It was just lunch, or so he thought. When Zachary Campbell sat down to have lunch at a café inside the local gym when the gym owner approached. The owner asked Campbell how things were going and where he was working. “Then he said ‘Would you be interested in a job in insurance?’”
That gym owner was also the owner of RMD Patti Insurance Agency, where Campbell is now a producer. It wasn’t an immediate sell, says Campbell. “I said I didn’t know anything about it and never worked in it before. I thought about it for a while, then I got back to him. We had a couple of meetings and then they offered me a job.”
That was nearly two years ago. Now the 28-year-old agent is delivering results for his agency, located in Richmond, Indiana. In fact, his results are consistent enough for Campbell to have been awarded Agent of the Month five times in 2015 and Agent of the Year that same year.

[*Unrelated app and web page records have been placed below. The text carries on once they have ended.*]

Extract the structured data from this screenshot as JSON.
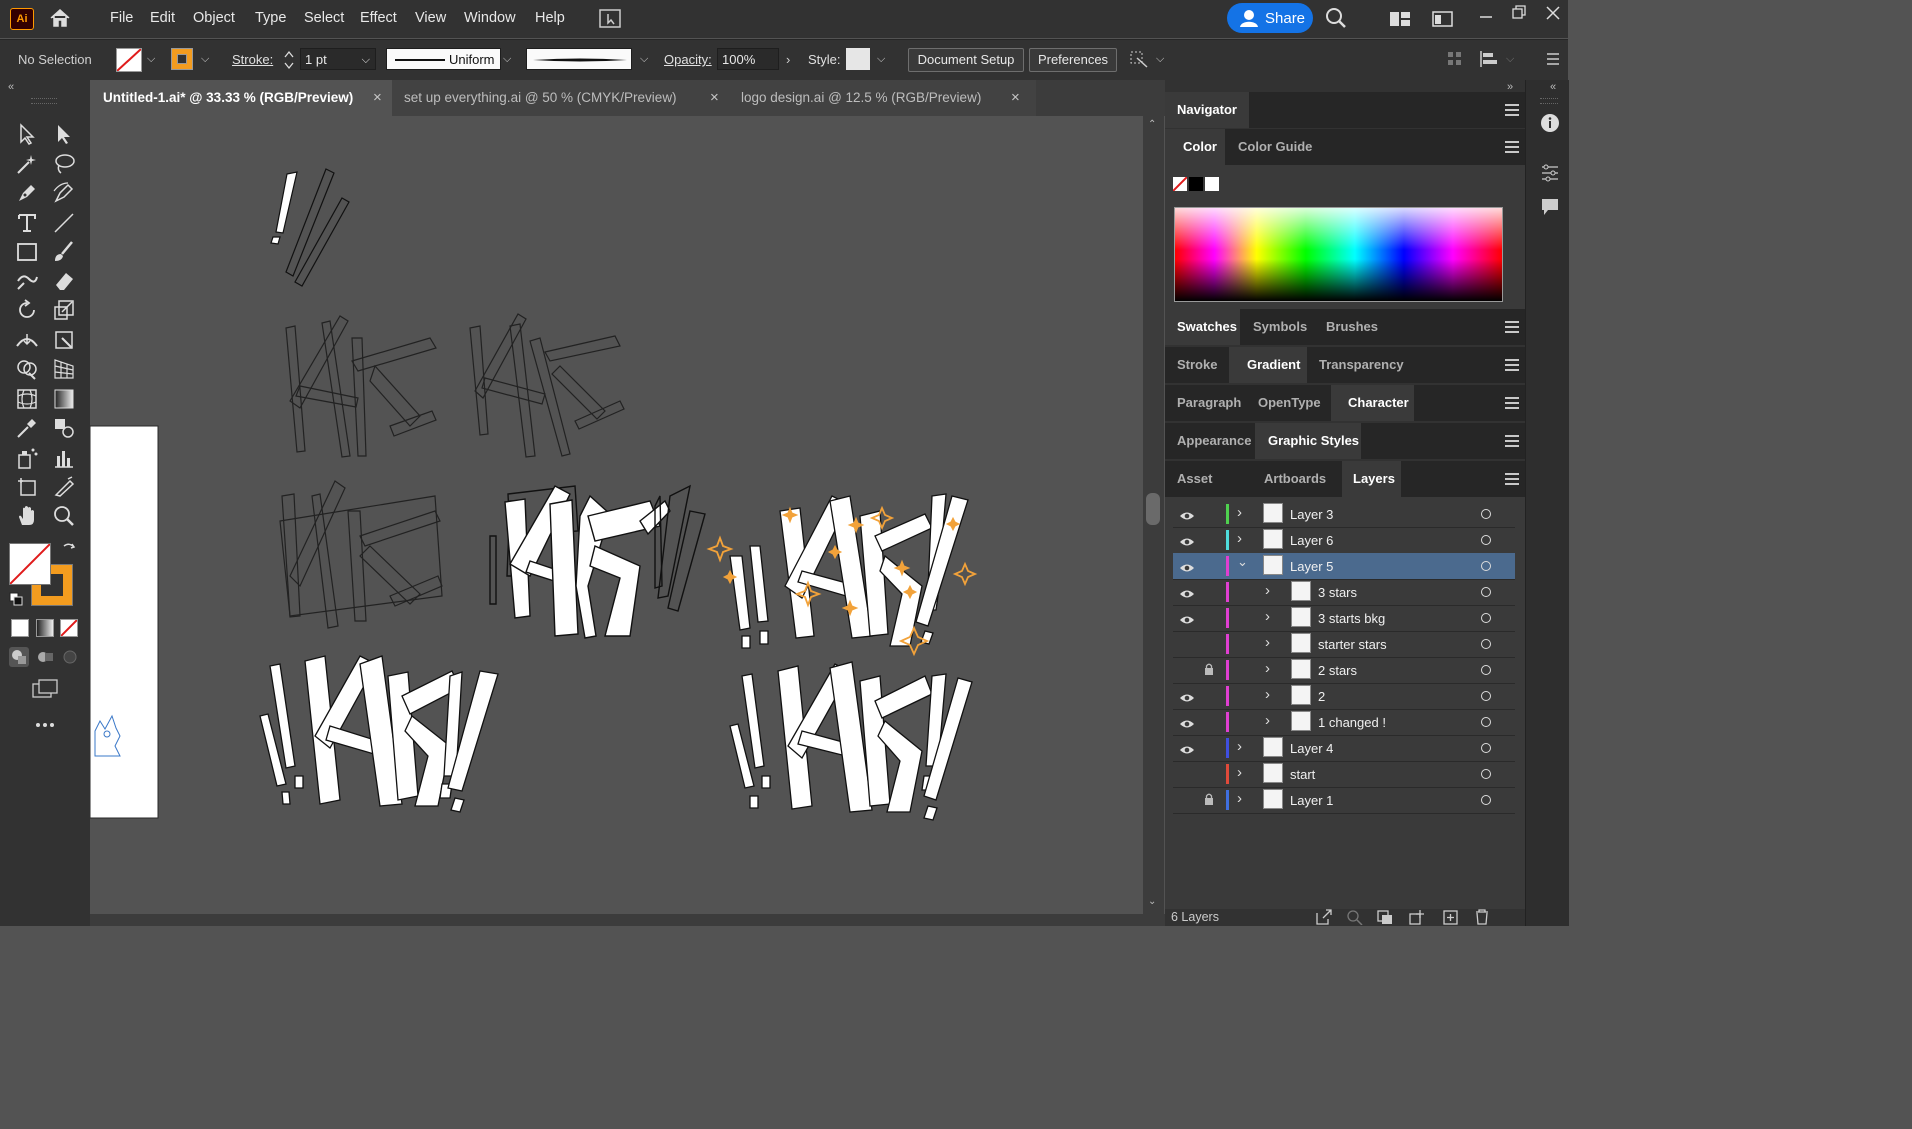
{
  "app": {
    "logo": "Ai"
  },
  "menubar": {
    "items": [
      "File",
      "Edit",
      "Object",
      "Type",
      "Select",
      "Effect",
      "View",
      "Window",
      "Help"
    ],
    "share_label": "Share"
  },
  "control": {
    "selection": "No Selection",
    "stroke_label": "Stroke:",
    "stroke_weight": "1 pt",
    "profile": "Uniform",
    "opacity_label": "Opacity:",
    "opacity_value": "100%",
    "style_label": "Style:",
    "document_setup": "Document Setup",
    "preferences": "Preferences"
  },
  "tabs": [
    {
      "label": "Untitled-1.ai* @ 33.33 % (RGB/Preview)",
      "active": true
    },
    {
      "label": "set up everything.ai @ 50 % (CMYK/Preview)",
      "active": false
    },
    {
      "label": "logo design.ai @ 12.5 % (RGB/Preview)",
      "active": false
    }
  ],
  "panels": {
    "navigator": "Navigator",
    "color_group": [
      "Color",
      "Color Guide"
    ],
    "swatch_group": [
      "Swatches",
      "Symbols",
      "Brushes"
    ],
    "stroke_group": [
      "Stroke",
      "Gradient",
      "Transparency"
    ],
    "para_group": [
      "Paragraph",
      "OpenType",
      "Character"
    ],
    "appear_group": [
      "Appearance",
      "Graphic Styles"
    ],
    "layers_group": [
      "Asset Export",
      "Artboards",
      "Layers"
    ]
  },
  "layers": [
    {
      "name": "Layer 3",
      "visible": true,
      "locked": false,
      "color": "#4fd14f",
      "expanded": false,
      "sub": false,
      "selected": false
    },
    {
      "name": "Layer 6",
      "visible": true,
      "locked": false,
      "color": "#4fdcdc",
      "expanded": false,
      "sub": false,
      "selected": false
    },
    {
      "name": "Layer 5",
      "visible": true,
      "locked": false,
      "color": "#e03fd2",
      "expanded": true,
      "sub": false,
      "selected": true
    },
    {
      "name": "3 stars",
      "visible": true,
      "locked": false,
      "color": "#e03fd2",
      "expanded": false,
      "sub": true,
      "selected": false
    },
    {
      "name": "3 starts bkg",
      "visible": true,
      "locked": false,
      "color": "#e03fd2",
      "expanded": false,
      "sub": true,
      "selected": false
    },
    {
      "name": "starter stars",
      "visible": false,
      "locked": false,
      "color": "#e03fd2",
      "expanded": false,
      "sub": true,
      "selected": false
    },
    {
      "name": "2 stars",
      "visible": false,
      "locked": true,
      "color": "#e03fd2",
      "expanded": false,
      "sub": true,
      "selected": false
    },
    {
      "name": "2",
      "visible": true,
      "locked": false,
      "color": "#e03fd2",
      "expanded": false,
      "sub": true,
      "selected": false
    },
    {
      "name": "1 changed !",
      "visible": true,
      "locked": false,
      "color": "#e03fd2",
      "expanded": false,
      "sub": true,
      "selected": false
    },
    {
      "name": "Layer 4",
      "visible": true,
      "locked": false,
      "color": "#3f4fe0",
      "expanded": false,
      "sub": false,
      "selected": false
    },
    {
      "name": "start",
      "visible": false,
      "locked": false,
      "color": "#e04a3a",
      "expanded": false,
      "sub": false,
      "selected": false
    },
    {
      "name": "Layer 1",
      "visible": false,
      "locked": true,
      "color": "#3f6fe0",
      "expanded": false,
      "sub": false,
      "selected": false
    }
  ],
  "layers_footer": "6 Layers",
  "colors": {
    "accent": "#1473e6",
    "fill_orange": "#f39c1f",
    "star_orange": "#f2a23a"
  }
}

Despite such success, Campbell says he and other young agents face a pretty hefty challenge. Campbell, who himself is the youngest agent in his office, says his generation has to overcome some common stereotypes — one of which he says it has earned. “I’ll be the first to admit it; my generation is lazy. They want handouts and don’t want to work for anything.”
He uses a local fast-food restaurant as an example. He says the owner was having difficulty keeping employees, losing three or four per week. Campbell says that’s his generation’s laziness. While he says the insurance industry tends to attract people who are self-motivating like he is, he says of his own agency: “I think they were kind of glad to find me.”
A generation’s laziness, perceived or real, is a tough image to counter when you’re one of many young agents who are poised to replace older agents approaching retirement. He says because he is young, many of his customers, particularly those in his commercial line of business, don’t trust that he knows what to do. “They want to see how long I’m going to stay in the business,” Campbell says. “’Well, he’s been here two years — let’s see if he’s still in it in 10 years.’ Being young can be tough sometimes, especially with the older generation.”
Another challenge Campbell faced was his geography. Richmond, he says, has a population of approximately 35,000 people, which he says makes it tough to find new clients. It’s a town that has seen its share of loss — the population that once was nearly 70,000 residents dwindled after Campbell says manufacturing went overseas.
Business has grown exceptionally well so far, he says. He credits that to the time he puts in and out of the office. His clients, he says, won’t come to him, and he knows that he, like most agents, needs to come out from behind the desk and build name recognition. “You have to get face-to-face with them.” He attends local events regularly and introduces himself.
It must be working. So far in 2016, Campbell is on track to exceed his annual office goal. He says that’s due in part to the fact that he added a commercial producer’s license.